Give the number of lines below with "photo" in them, leaving out anything else.

◆ **Task material**
· · · · ·
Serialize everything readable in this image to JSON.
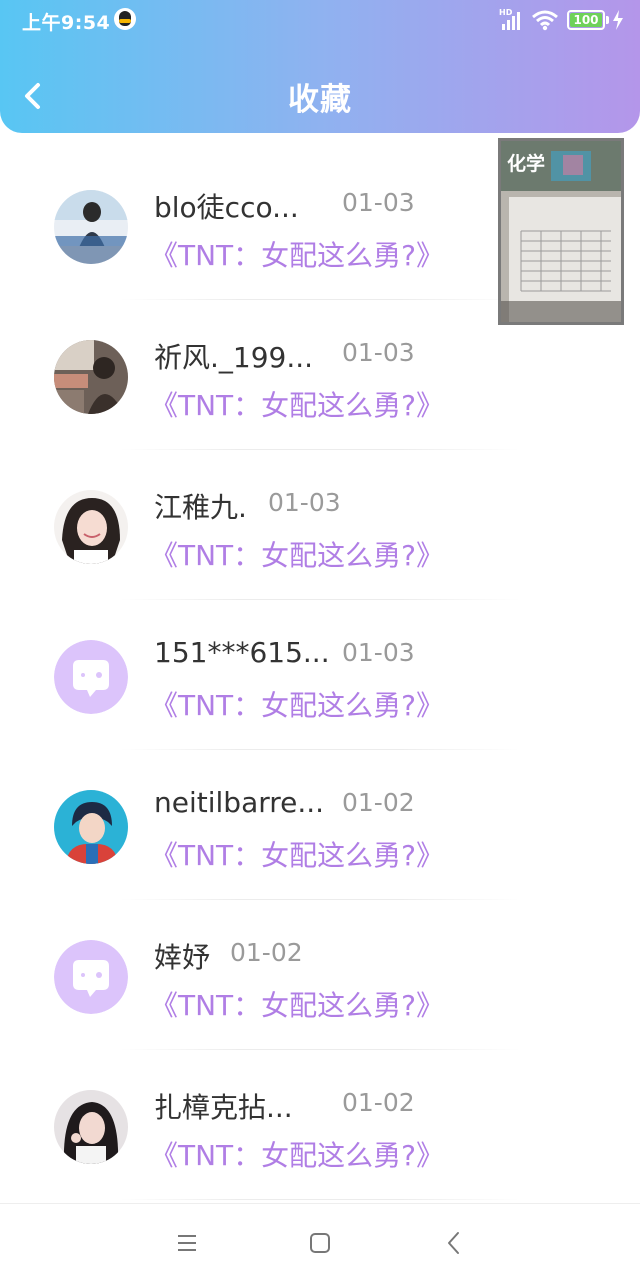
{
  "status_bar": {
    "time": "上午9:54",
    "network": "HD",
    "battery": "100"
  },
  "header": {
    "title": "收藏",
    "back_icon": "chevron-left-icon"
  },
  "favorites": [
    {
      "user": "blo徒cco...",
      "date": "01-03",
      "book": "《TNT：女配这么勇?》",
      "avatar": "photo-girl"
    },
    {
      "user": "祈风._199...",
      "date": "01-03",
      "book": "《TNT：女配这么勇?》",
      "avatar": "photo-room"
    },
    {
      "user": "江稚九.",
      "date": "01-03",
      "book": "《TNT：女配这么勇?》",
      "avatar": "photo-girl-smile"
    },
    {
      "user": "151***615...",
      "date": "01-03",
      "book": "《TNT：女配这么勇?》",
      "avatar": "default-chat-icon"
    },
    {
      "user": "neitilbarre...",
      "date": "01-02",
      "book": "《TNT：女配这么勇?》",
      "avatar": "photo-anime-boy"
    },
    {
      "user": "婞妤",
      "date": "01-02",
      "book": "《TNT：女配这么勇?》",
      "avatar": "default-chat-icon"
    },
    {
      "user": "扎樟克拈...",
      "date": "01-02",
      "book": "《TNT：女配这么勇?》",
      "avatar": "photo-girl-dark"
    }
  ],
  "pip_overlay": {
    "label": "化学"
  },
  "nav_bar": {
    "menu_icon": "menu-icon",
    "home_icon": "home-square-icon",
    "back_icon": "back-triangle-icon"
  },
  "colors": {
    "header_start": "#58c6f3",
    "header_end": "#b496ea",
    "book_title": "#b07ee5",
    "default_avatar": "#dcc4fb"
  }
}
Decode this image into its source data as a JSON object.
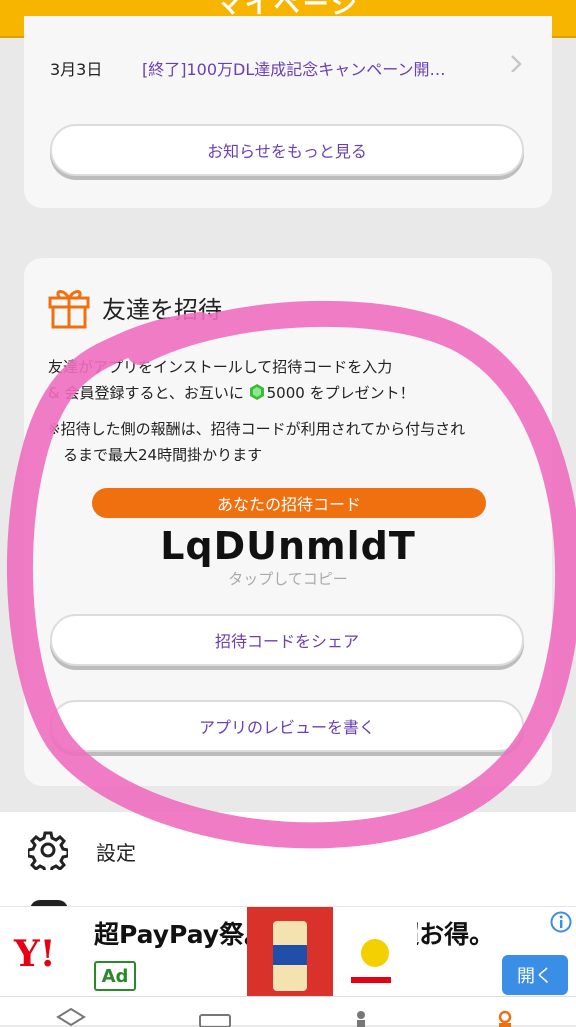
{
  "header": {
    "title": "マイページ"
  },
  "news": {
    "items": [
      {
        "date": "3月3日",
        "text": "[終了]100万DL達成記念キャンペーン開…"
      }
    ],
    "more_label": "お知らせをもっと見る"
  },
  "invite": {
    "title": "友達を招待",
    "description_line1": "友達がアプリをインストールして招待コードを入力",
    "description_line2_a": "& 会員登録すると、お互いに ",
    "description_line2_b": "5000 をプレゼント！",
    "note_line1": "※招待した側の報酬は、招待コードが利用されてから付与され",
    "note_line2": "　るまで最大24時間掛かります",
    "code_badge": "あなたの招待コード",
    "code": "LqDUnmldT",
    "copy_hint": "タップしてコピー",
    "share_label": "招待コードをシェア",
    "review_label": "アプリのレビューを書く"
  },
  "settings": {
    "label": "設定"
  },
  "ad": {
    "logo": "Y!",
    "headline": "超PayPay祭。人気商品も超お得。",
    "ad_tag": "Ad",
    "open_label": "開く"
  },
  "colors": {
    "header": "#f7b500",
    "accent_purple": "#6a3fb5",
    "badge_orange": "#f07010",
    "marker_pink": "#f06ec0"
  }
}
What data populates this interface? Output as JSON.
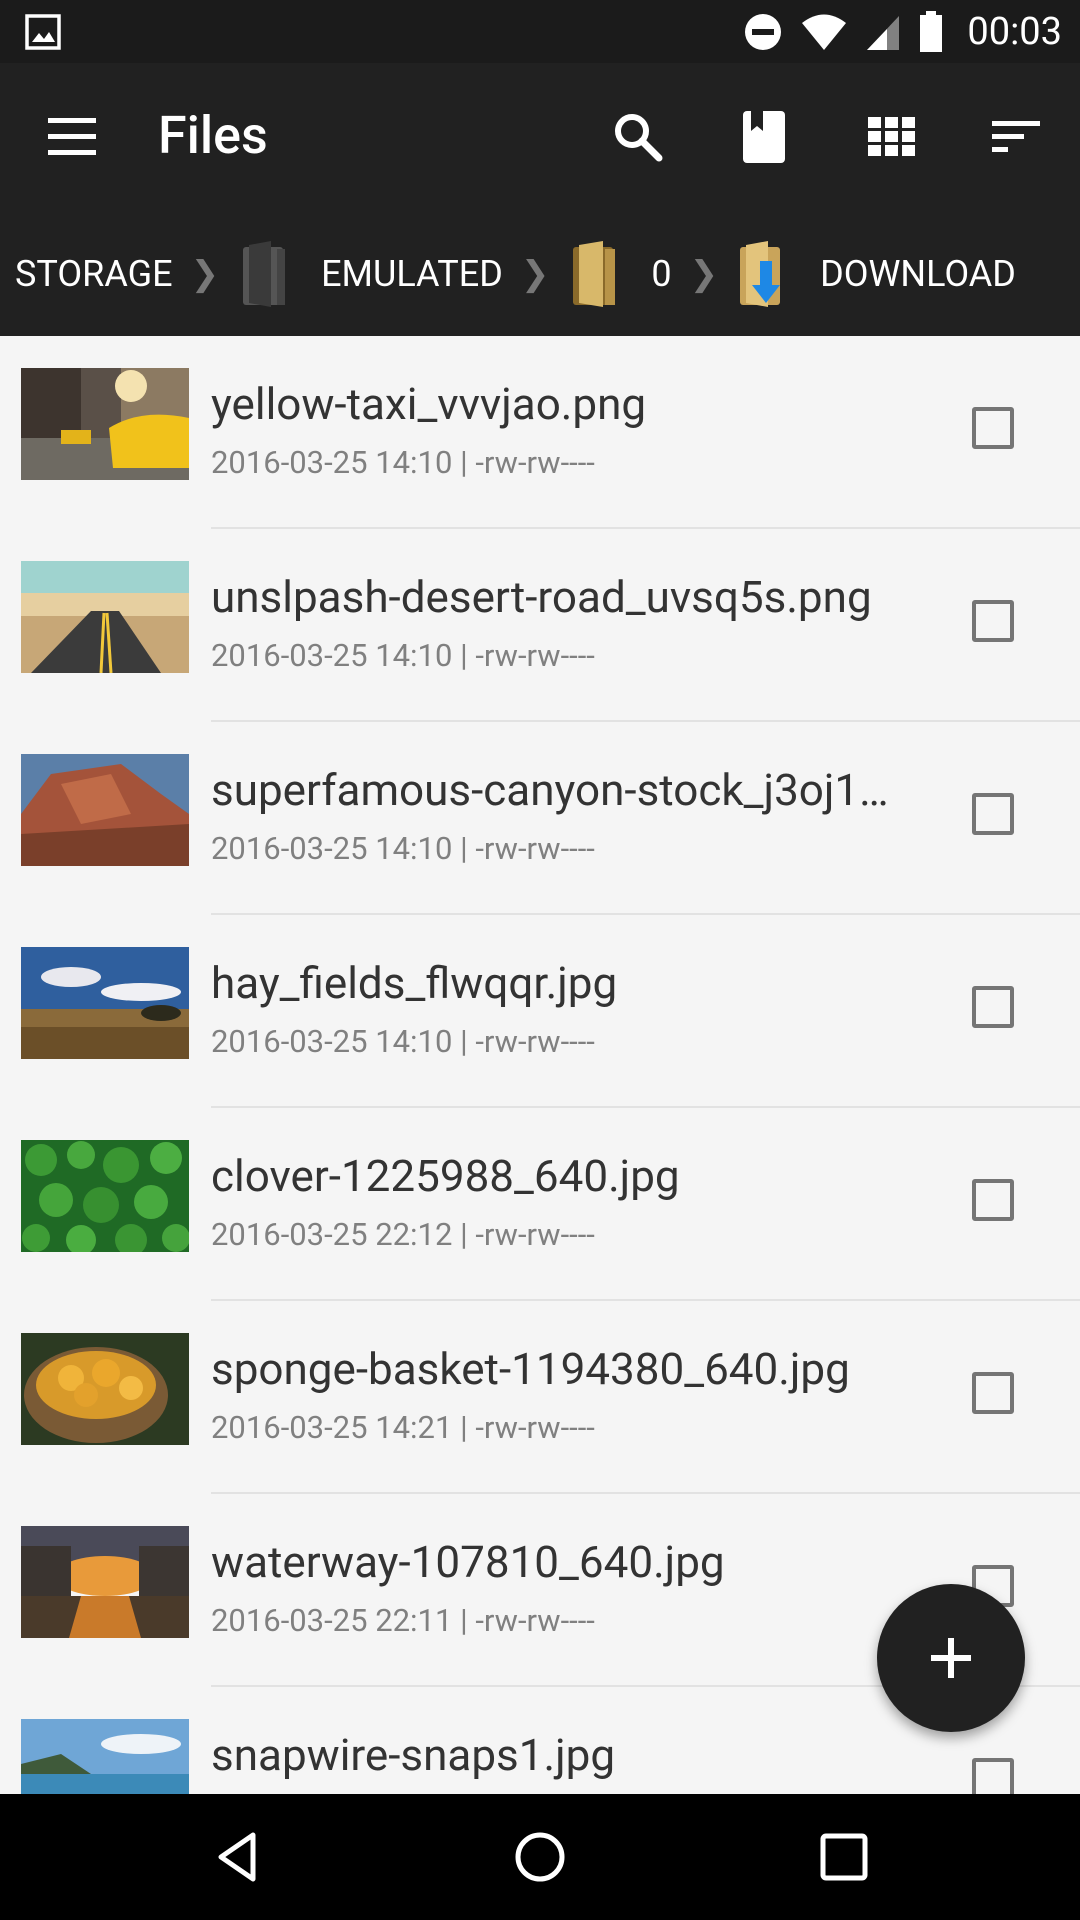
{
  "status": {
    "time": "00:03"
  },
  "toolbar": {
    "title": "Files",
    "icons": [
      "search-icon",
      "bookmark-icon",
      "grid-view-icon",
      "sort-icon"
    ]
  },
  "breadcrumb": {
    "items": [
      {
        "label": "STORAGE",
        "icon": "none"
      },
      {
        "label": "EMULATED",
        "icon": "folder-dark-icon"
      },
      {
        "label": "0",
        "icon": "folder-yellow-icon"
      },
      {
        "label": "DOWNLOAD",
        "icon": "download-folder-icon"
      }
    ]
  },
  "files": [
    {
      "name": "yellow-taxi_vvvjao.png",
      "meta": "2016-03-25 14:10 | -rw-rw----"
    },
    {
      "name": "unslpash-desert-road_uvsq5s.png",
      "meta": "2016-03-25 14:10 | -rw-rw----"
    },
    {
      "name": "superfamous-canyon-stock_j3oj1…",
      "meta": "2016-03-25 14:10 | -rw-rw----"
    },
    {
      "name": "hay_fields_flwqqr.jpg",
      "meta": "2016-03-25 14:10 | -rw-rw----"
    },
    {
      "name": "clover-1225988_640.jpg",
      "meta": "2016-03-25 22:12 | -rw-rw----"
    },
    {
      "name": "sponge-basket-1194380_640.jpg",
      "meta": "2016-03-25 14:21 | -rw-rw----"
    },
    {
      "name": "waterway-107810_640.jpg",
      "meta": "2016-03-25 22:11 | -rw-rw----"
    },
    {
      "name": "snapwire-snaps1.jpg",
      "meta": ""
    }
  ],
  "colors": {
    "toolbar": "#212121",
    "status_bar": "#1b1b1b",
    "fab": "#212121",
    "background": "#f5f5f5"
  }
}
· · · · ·
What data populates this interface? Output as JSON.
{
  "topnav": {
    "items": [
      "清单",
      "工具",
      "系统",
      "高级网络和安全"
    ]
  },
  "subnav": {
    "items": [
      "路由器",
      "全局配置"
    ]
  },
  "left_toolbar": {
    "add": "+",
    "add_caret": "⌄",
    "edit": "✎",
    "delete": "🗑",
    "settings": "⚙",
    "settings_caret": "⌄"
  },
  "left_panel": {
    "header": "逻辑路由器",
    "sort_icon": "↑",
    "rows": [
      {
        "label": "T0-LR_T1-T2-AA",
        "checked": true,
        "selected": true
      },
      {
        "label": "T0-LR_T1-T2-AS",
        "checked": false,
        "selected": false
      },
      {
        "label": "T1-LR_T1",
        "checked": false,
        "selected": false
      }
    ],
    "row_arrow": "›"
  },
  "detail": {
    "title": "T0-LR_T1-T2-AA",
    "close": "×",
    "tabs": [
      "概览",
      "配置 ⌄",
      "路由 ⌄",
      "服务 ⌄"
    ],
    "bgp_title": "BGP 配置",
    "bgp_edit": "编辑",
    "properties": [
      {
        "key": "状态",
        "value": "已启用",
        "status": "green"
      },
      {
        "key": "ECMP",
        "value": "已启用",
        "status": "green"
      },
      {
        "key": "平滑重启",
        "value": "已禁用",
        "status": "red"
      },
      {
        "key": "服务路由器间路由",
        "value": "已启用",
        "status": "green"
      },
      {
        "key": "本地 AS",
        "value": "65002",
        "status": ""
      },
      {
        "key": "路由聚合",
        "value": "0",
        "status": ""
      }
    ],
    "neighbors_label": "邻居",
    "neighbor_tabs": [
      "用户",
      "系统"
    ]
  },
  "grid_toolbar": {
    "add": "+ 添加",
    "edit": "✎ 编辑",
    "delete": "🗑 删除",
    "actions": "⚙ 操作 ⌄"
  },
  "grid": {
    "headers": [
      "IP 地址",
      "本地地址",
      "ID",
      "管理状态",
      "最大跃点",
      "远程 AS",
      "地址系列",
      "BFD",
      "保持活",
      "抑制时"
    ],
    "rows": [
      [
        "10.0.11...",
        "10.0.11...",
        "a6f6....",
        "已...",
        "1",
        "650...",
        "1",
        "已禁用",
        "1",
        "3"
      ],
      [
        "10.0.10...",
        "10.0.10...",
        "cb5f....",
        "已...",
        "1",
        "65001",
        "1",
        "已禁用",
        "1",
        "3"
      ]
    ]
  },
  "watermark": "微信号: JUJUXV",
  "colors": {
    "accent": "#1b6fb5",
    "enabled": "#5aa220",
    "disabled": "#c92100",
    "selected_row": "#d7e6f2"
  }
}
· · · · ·
◆ **Reply to the task**
5